If you're hosting, one of the things you can do to reassure a guest is give them an unopened can of beer/ bottle of water, or open a bottle of wine in front of them. You get the drift.
Know what to do if you have been assaulted or had non-consensual sex
If you have been assaulted or had non-consensual sex
- Get somewhere safe as soon as possible
- Ask for help from someone you trust
- Call the police in an emergency
Consider going to the nearest accident and emergency department, the Havens (in London), or a police station asking for a LGBT liaison officer.
If you don't feel you can do any of this, consider calling a helpline. Whether it's a few hours, days, weeks, or months later, the vital thing is that you do something and find help and support.
Trust your instincts, trust your gut
Sometimes we can't put our finger on it, but we are pretty intuitive creatures. If something feels wrong or weird then it probably is. And if you are concerned in any way about your personal safety, or you are asked to do things you don't want to do, then this is not a person you should be with. You should leave as quickly as possible in a way that puts you in the least amount of danger.
Trouble is that if you are high on drugs your judgement and your ability to pick up on warning signs can be greatly impaired. You're much more likely to waltz into a bear pit, and a whole heap of mess. And it's not just drugs or alcohol we're talking about here; even without them, we can make surprisingly rubbish decisions when we are horny as hell and desperate for that shag.
Condoms and lube
Discuss and agree the kind of sex you're going to have before you meet; whether it's protected or unprotected sex, for example. And we suggest you always carry with you condoms and lubricant.
Keep personal belongings safe
When heading off for a meet or date most of us take a bag of some description. No harm in this, but take only what you need and try not to leave your belongings unattended (eg: while you're in the loo) as it might provide the opportunity for someone to have a dig around and retrieve personal information, your wallet, even your phone.
Protect yourself and if in doubt "Run!"

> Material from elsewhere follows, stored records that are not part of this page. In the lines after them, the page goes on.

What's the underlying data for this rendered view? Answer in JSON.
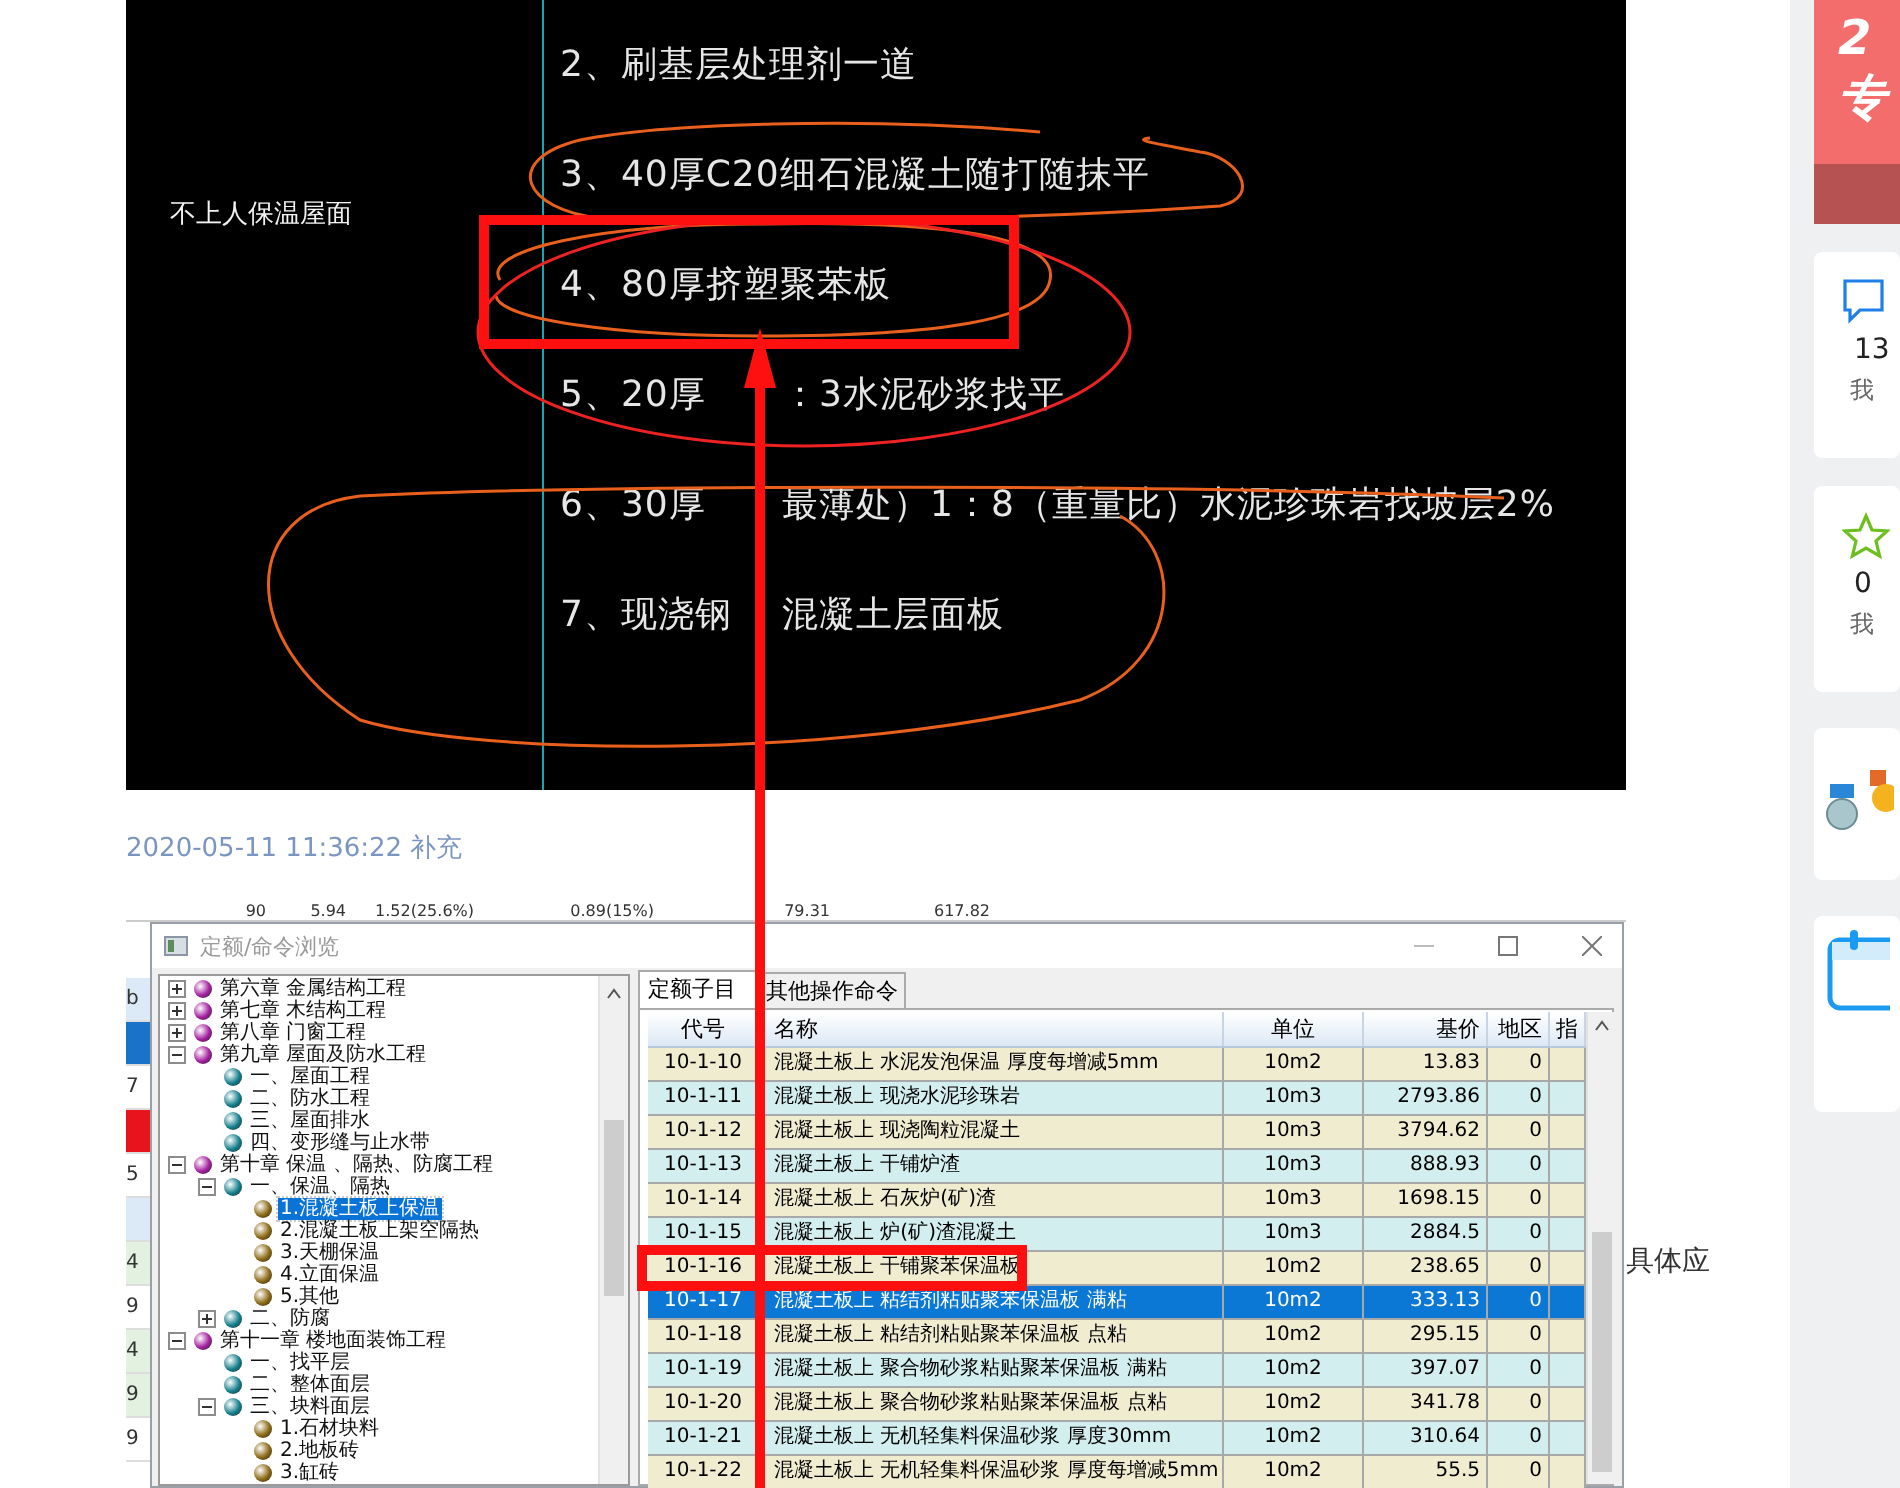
{
  "cad_drawing": {
    "label": "不上人保温屋面",
    "lines": [
      {
        "segments": [
          "2、刷基层处理剂一道"
        ]
      },
      {
        "segments": [
          "3、40厚C20细石混凝土随打随抹平"
        ]
      },
      {
        "segments": [
          "4、80厚挤塑聚苯板"
        ]
      },
      {
        "segments": [
          "5、20厚",
          "：3水泥砂浆找平"
        ]
      },
      {
        "segments": [
          "6、30厚",
          "最薄处）1：8（重量比）水泥珍珠岩找坡层2%"
        ]
      },
      {
        "segments": [
          "7、现浇钢",
          "混凝土层面板"
        ]
      }
    ]
  },
  "post": {
    "timestamp": "2020-05-11 11:36:22",
    "action": "补充",
    "trailing_text": "具体应"
  },
  "background_sheet": {
    "header_cells": [
      "90",
      "5.94",
      "1.52(25.6%)",
      "0.89(15%)",
      "79.31",
      "617.82"
    ],
    "side_cells": [
      {
        "text": "b",
        "kind": "light"
      },
      {
        "kind": "blue"
      },
      {
        "text": "7",
        "kind": "plain"
      },
      {
        "kind": "red"
      },
      {
        "text": "5",
        "kind": "plain"
      },
      {
        "kind": "light"
      },
      {
        "text": "4",
        "kind": "green"
      },
      {
        "text": "9",
        "kind": "plain"
      },
      {
        "text": "4",
        "kind": "green"
      },
      {
        "text": "9",
        "kind": "green"
      },
      {
        "text": "9",
        "kind": "plain"
      }
    ]
  },
  "dialog": {
    "title": "定额/命令浏览",
    "tree": [
      {
        "label": "第六章 金属结构工程",
        "expanded": false,
        "selected": false
      },
      {
        "label": "第七章 木结构工程",
        "expanded": false,
        "selected": false
      },
      {
        "label": "第八章 门窗工程",
        "expanded": false,
        "selected": false
      },
      {
        "label": "第九章 屋面及防水工程",
        "expanded": true,
        "selected": false,
        "children": [
          {
            "label": "一、屋面工程",
            "selected": false
          },
          {
            "label": "二、防水工程",
            "selected": false
          },
          {
            "label": "三、屋面排水",
            "selected": false
          },
          {
            "label": "四、变形缝与止水带",
            "selected": false
          }
        ]
      },
      {
        "label": "第十章 保温 、隔热、防腐工程",
        "expanded": true,
        "selected": false,
        "children": [
          {
            "label": "一、保温、隔热",
            "expanded": true,
            "selected": false,
            "children": [
              {
                "label": "1.混凝土板上保温",
                "selected": true
              },
              {
                "label": "2.混凝土板上架空隔热",
                "selected": false
              },
              {
                "label": "3.天棚保温",
                "selected": false
              },
              {
                "label": "4.立面保温",
                "selected": false
              },
              {
                "label": "5.其他",
                "selected": false
              }
            ]
          },
          {
            "label": "二、防腐",
            "expanded": false,
            "selected": false
          }
        ]
      },
      {
        "label": "第十一章 楼地面装饰工程",
        "expanded": true,
        "selected": false,
        "children": [
          {
            "label": "一、找平层",
            "selected": false
          },
          {
            "label": "二、整体面层",
            "selected": false
          },
          {
            "label": "三、块料面层",
            "expanded": true,
            "selected": false,
            "children": [
              {
                "label": "1.石材块料",
                "selected": false
              },
              {
                "label": "2.地板砖",
                "selected": false
              },
              {
                "label": "3.缸砖",
                "selected": false
              }
            ]
          }
        ]
      }
    ],
    "tabs": [
      {
        "label": "定额子目",
        "selected": true
      },
      {
        "label": "其他操作命令",
        "selected": false
      }
    ],
    "table": {
      "columns": [
        "代号",
        "名称",
        "单位",
        "基价",
        "地区",
        "指"
      ],
      "rows": [
        {
          "cells": [
            "10-1-10",
            "混凝土板上 水泥发泡保温 厚度每增减5mm",
            "10m2",
            "13.83",
            "0"
          ],
          "selected": false
        },
        {
          "cells": [
            "10-1-11",
            "混凝土板上 现浇水泥珍珠岩",
            "10m3",
            "2793.86",
            "0"
          ],
          "selected": false
        },
        {
          "cells": [
            "10-1-12",
            "混凝土板上 现浇陶粒混凝土",
            "10m3",
            "3794.62",
            "0"
          ],
          "selected": false
        },
        {
          "cells": [
            "10-1-13",
            "混凝土板上 干铺炉渣",
            "10m3",
            "888.93",
            "0"
          ],
          "selected": false
        },
        {
          "cells": [
            "10-1-14",
            "混凝土板上 石灰炉(矿)渣",
            "10m3",
            "1698.15",
            "0"
          ],
          "selected": false
        },
        {
          "cells": [
            "10-1-15",
            "混凝土板上 炉(矿)渣混凝土",
            "10m3",
            "2884.5",
            "0"
          ],
          "selected": false
        },
        {
          "cells": [
            "10-1-16",
            "混凝土板上 干铺聚苯保温板",
            "10m2",
            "238.65",
            "0"
          ],
          "selected": false
        },
        {
          "cells": [
            "10-1-17",
            "混凝土板上 粘结剂粘贴聚苯保温板 满粘",
            "10m2",
            "333.13",
            "0"
          ],
          "selected": true
        },
        {
          "cells": [
            "10-1-18",
            "混凝土板上 粘结剂粘贴聚苯保温板 点粘",
            "10m2",
            "295.15",
            "0"
          ],
          "selected": false
        },
        {
          "cells": [
            "10-1-19",
            "混凝土板上 聚合物砂浆粘贴聚苯保温板 满粘",
            "10m2",
            "397.07",
            "0"
          ],
          "selected": false
        },
        {
          "cells": [
            "10-1-20",
            "混凝土板上 聚合物砂浆粘贴聚苯保温板 点粘",
            "10m2",
            "341.78",
            "0"
          ],
          "selected": false
        },
        {
          "cells": [
            "10-1-21",
            "混凝土板上 无机轻集料保温砂浆 厚度30mm",
            "10m2",
            "310.64",
            "0"
          ],
          "selected": false
        },
        {
          "cells": [
            "10-1-22",
            "混凝土板上 无机轻集料保温砂浆 厚度每增减5mm",
            "10m2",
            "55.5",
            "0"
          ],
          "selected": false
        }
      ]
    }
  },
  "sidebar": {
    "banner": {
      "lines": [
        "2",
        "专"
      ]
    },
    "stat_cards": [
      {
        "kind": "edit",
        "count": "13",
        "label": "我"
      },
      {
        "kind": "star",
        "count": "0",
        "label": "我"
      }
    ]
  }
}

If you are a shorter guy into muscle daddies be aware that there are potential physical disadvantages. That's not to say there are not skinny short-arses with the aggression of a Jack Russell, along with bears who are in a fixed state of hibernation. Sometimes opposites attract - who says we're not multi-layered and complex?!
If you think this is an issue for you, consider joining a self defence class, a boxing club, or getting fitter generally, just in case the need arises to "Run!" (in the words of Dr Who).
Anonymous 'open door' encounters
Some guys get off on the anonymity of meeting total strangers, but this is the most dangerous thing you can do.
If your idea of heaven is having your head buried in the pillow with the door unlocked, waiting for guys to slip into your flat and plough your hole, then you need to seriously think about getting over this turn-on now. There is very little wiggle room on this one as you are putting yourself at tremendous risk.
Granted, it can be immensely difficult weaning yourself off something which really turns you on but (if this is it) we strongly advise you talk it through with a trusted friend, a counsellor, or phone Switchboard - even if it's just to clarify in your own mind that this is what you want, the risks you are taking, and the reasons behind it.